**EXERCISE INPUTS:**
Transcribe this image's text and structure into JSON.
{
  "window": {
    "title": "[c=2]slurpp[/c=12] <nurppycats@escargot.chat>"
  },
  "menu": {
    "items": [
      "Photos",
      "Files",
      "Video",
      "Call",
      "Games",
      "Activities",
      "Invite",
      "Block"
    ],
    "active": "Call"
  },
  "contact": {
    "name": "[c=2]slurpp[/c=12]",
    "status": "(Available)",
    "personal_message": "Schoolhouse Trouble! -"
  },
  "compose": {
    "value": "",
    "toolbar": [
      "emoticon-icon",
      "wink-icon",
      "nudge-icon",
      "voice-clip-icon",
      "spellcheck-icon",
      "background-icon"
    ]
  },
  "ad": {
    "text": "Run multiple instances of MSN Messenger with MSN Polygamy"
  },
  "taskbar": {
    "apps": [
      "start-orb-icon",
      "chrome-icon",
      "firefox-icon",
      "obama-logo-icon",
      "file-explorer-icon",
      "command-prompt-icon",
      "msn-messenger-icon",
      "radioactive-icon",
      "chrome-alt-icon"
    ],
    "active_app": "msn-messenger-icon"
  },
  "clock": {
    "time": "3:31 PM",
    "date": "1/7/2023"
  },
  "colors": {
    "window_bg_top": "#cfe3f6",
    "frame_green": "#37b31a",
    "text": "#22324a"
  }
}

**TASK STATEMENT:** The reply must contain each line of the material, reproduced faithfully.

**RESPONSE BOX:**
Transcribe this image's text and structure into JSON.
{
  "window": {
    "title": "[c=2]slurpp[/c=12] <nurppycats@escargot.chat>"
  },
  "menu": {
    "items": [
      "Photos",
      "Files",
      "Video",
      "Call",
      "Games",
      "Activities",
      "Invite",
      "Block"
    ],
    "active": "Call"
  },
  "contact": {
    "name": "[c=2]slurpp[/c=12]",
    "status": "(Available)",
    "personal_message": "Schoolhouse Trouble! -"
  },
  "compose": {
    "value": "",
    "toolbar": [
      "emoticon-icon",
      "wink-icon",
      "nudge-icon",
      "voice-clip-icon",
      "spellcheck-icon",
      "background-icon"
    ]
  },
  "ad": {
    "text": "Run multiple instances of MSN Messenger with MSN Polygamy"
  },
  "taskbar": {
    "apps": [
      "start-orb-icon",
      "chrome-icon",
      "firefox-icon",
      "obama-logo-icon",
      "file-explorer-icon",
      "command-prompt-icon",
      "msn-messenger-icon",
      "radioactive-icon",
      "chrome-alt-icon"
    ],
    "active_app": "msn-messenger-icon"
  },
  "clock": {
    "time": "3:31 PM",
    "date": "1/7/2023"
  },
  "colors": {
    "window_bg_top": "#cfe3f6",
    "frame_green": "#37b31a",
    "text": "#22324a"
  }
}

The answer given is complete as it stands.